Task details — Scan the material for "Строительный". Copy every line it appears in.

Entries supplied —

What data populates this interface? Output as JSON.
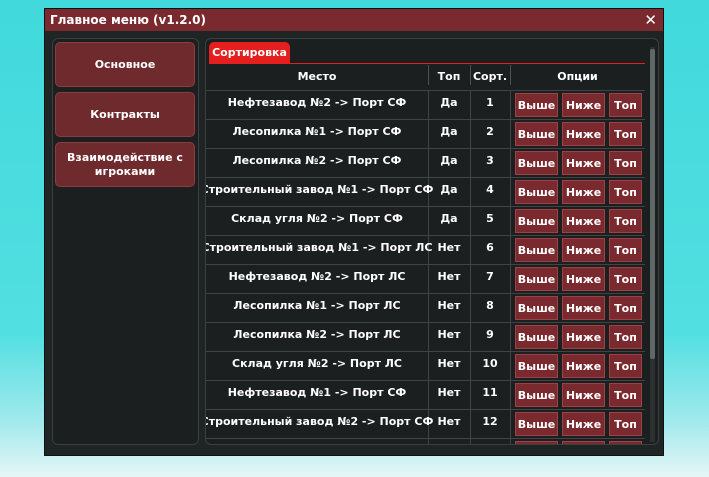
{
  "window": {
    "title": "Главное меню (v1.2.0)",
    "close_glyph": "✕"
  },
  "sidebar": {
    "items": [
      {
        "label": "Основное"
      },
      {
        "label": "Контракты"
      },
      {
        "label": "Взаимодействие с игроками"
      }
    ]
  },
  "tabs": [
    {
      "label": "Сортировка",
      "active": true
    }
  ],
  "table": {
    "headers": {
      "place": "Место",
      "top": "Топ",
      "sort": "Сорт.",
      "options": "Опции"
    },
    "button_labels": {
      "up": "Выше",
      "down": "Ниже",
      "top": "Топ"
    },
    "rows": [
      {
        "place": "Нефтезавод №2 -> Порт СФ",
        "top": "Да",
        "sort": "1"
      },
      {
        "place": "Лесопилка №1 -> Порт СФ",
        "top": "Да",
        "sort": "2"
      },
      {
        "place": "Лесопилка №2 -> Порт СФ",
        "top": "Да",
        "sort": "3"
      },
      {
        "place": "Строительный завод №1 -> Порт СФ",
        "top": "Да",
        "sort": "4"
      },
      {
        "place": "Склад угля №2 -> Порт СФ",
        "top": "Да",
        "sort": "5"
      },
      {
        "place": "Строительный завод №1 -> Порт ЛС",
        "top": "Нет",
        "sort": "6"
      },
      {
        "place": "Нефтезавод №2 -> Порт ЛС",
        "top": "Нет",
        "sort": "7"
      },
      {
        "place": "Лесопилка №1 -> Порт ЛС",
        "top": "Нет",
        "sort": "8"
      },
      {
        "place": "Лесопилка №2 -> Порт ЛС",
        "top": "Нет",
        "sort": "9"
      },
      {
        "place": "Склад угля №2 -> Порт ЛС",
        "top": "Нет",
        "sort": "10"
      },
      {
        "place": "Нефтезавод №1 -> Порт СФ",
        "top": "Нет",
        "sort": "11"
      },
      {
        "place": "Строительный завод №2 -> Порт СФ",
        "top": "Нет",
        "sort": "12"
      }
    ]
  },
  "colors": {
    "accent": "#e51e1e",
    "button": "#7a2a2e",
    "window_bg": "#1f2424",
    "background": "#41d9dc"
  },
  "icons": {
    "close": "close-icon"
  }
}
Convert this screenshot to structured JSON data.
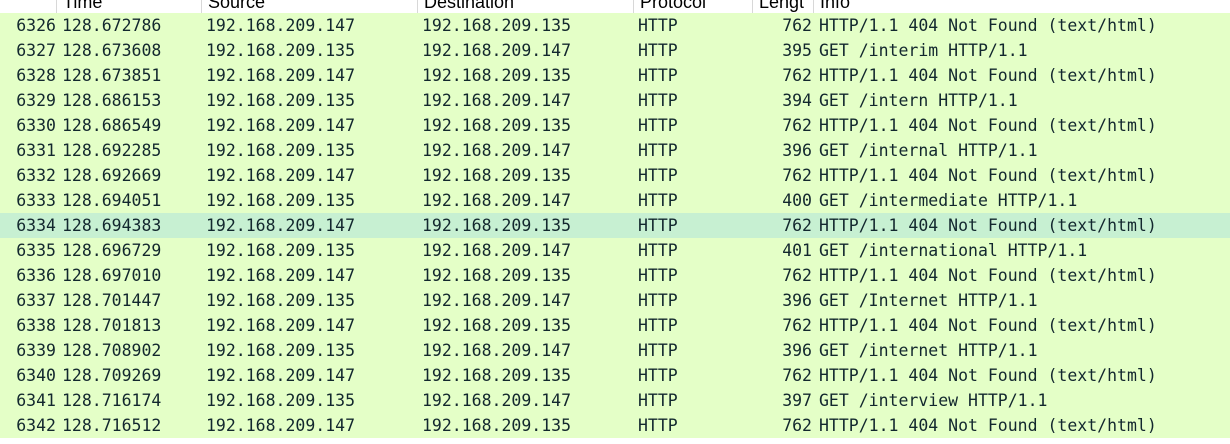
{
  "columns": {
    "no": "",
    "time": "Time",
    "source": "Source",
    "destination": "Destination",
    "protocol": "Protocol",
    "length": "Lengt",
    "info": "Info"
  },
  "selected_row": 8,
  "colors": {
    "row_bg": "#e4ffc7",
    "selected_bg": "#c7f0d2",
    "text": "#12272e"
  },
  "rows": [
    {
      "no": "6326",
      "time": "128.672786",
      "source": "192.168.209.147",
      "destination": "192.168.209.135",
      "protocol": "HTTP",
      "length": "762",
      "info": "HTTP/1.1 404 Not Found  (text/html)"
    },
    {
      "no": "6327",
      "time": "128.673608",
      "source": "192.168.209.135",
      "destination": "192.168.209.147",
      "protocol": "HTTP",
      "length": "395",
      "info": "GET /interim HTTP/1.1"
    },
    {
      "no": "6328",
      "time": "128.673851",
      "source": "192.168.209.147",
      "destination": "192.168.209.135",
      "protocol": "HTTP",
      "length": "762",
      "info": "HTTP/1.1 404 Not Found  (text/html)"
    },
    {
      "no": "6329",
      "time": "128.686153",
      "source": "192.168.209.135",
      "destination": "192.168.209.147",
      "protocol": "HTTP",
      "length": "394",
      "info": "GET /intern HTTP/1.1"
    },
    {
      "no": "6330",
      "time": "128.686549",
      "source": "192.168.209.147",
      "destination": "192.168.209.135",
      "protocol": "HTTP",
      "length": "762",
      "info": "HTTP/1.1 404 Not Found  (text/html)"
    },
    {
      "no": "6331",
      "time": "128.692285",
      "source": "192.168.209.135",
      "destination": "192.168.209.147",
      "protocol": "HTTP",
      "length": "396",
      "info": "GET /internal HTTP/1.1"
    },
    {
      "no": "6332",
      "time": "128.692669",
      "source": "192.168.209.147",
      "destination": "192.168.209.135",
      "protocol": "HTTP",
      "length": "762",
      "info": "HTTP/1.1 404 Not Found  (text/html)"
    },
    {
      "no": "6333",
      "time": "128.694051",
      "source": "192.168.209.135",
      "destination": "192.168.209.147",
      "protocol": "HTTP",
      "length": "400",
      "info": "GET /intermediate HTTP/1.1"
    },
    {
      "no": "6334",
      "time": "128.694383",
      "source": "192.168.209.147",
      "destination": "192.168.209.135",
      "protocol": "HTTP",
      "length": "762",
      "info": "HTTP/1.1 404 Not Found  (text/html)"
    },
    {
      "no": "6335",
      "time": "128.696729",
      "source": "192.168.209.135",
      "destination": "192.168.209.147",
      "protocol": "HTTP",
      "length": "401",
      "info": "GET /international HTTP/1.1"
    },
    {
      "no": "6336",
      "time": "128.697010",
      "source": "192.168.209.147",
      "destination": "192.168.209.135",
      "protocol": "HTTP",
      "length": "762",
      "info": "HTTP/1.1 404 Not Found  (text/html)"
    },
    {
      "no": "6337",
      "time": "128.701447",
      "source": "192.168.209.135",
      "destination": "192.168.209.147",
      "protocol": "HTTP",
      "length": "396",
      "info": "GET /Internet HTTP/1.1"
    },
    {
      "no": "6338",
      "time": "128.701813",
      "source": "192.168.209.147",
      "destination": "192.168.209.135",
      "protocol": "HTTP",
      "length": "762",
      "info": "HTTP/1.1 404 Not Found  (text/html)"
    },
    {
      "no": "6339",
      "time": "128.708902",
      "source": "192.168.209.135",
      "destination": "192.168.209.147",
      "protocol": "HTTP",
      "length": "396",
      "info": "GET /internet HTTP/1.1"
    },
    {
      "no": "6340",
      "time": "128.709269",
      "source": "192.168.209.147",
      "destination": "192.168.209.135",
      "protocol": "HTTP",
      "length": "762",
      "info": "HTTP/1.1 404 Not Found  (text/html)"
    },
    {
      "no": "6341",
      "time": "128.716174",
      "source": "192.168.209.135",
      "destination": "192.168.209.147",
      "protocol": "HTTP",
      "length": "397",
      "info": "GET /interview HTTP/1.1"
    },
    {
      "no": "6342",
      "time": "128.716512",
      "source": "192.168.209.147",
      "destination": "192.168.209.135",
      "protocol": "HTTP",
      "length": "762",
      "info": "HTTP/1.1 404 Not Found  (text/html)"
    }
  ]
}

Solution to this task —
        "place": "Строительный завод №1 -> Порт СФ",
        "place": "Строительный завод №1 -> Порт ЛС",
        "place": "Строительный завод №2 -> Порт СФ",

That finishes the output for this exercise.